• **ABOUT THIS TASK**:
Leave out the pictures and return every entry exactly as it appears.

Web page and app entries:
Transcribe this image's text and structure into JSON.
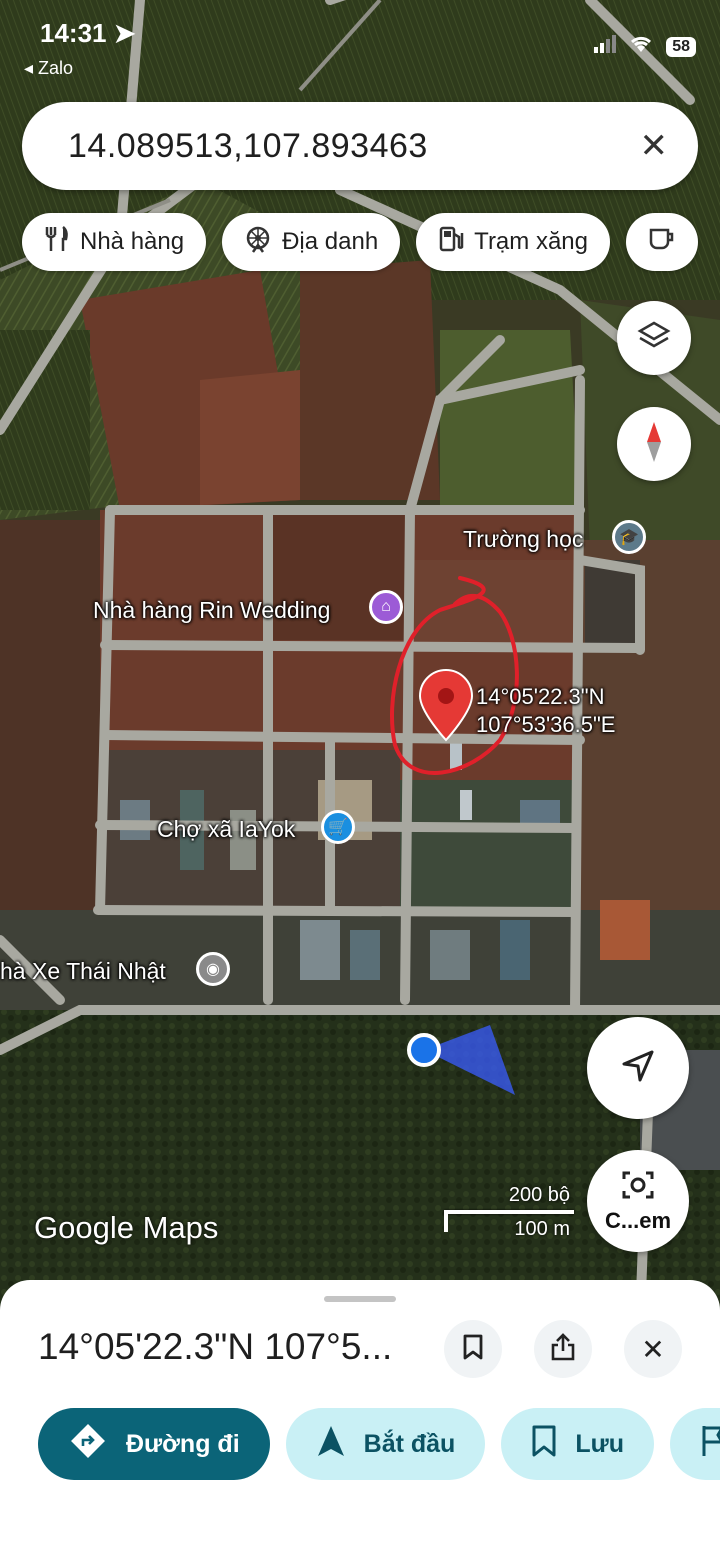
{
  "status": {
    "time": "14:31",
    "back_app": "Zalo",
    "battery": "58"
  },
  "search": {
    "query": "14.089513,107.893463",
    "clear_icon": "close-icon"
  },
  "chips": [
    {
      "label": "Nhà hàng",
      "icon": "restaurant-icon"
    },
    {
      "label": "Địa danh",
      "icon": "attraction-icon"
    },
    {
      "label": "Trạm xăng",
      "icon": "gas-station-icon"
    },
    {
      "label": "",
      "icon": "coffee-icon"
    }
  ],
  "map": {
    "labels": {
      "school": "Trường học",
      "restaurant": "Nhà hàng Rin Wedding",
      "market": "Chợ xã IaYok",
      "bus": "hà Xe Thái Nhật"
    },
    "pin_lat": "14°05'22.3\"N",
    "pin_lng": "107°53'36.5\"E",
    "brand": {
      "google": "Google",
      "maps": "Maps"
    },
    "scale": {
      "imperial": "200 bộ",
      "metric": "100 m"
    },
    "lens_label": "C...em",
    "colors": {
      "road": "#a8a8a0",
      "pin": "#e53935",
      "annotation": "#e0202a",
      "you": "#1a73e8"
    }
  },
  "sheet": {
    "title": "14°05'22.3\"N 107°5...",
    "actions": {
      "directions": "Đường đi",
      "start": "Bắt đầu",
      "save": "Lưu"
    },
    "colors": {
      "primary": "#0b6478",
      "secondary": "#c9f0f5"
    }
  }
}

• **EXERCISE SOLUTION**:
Transcribe this image's text and structure into JSON.
{
  "status": {
    "time": "14:31",
    "back_app": "Zalo",
    "battery": "58"
  },
  "search": {
    "query": "14.089513,107.893463",
    "clear_icon": "close-icon"
  },
  "chips": [
    {
      "label": "Nhà hàng",
      "icon": "restaurant-icon"
    },
    {
      "label": "Địa danh",
      "icon": "attraction-icon"
    },
    {
      "label": "Trạm xăng",
      "icon": "gas-station-icon"
    },
    {
      "label": "",
      "icon": "coffee-icon"
    }
  ],
  "map": {
    "labels": {
      "school": "Trường học",
      "restaurant": "Nhà hàng Rin Wedding",
      "market": "Chợ xã IaYok",
      "bus": "hà Xe Thái Nhật"
    },
    "pin_lat": "14°05'22.3\"N",
    "pin_lng": "107°53'36.5\"E",
    "brand": {
      "google": "Google",
      "maps": "Maps"
    },
    "scale": {
      "imperial": "200 bộ",
      "metric": "100 m"
    },
    "lens_label": "C...em",
    "colors": {
      "road": "#a8a8a0",
      "pin": "#e53935",
      "annotation": "#e0202a",
      "you": "#1a73e8"
    }
  },
  "sheet": {
    "title": "14°05'22.3\"N 107°5...",
    "actions": {
      "directions": "Đường đi",
      "start": "Bắt đầu",
      "save": "Lưu"
    },
    "colors": {
      "primary": "#0b6478",
      "secondary": "#c9f0f5"
    }
  }
}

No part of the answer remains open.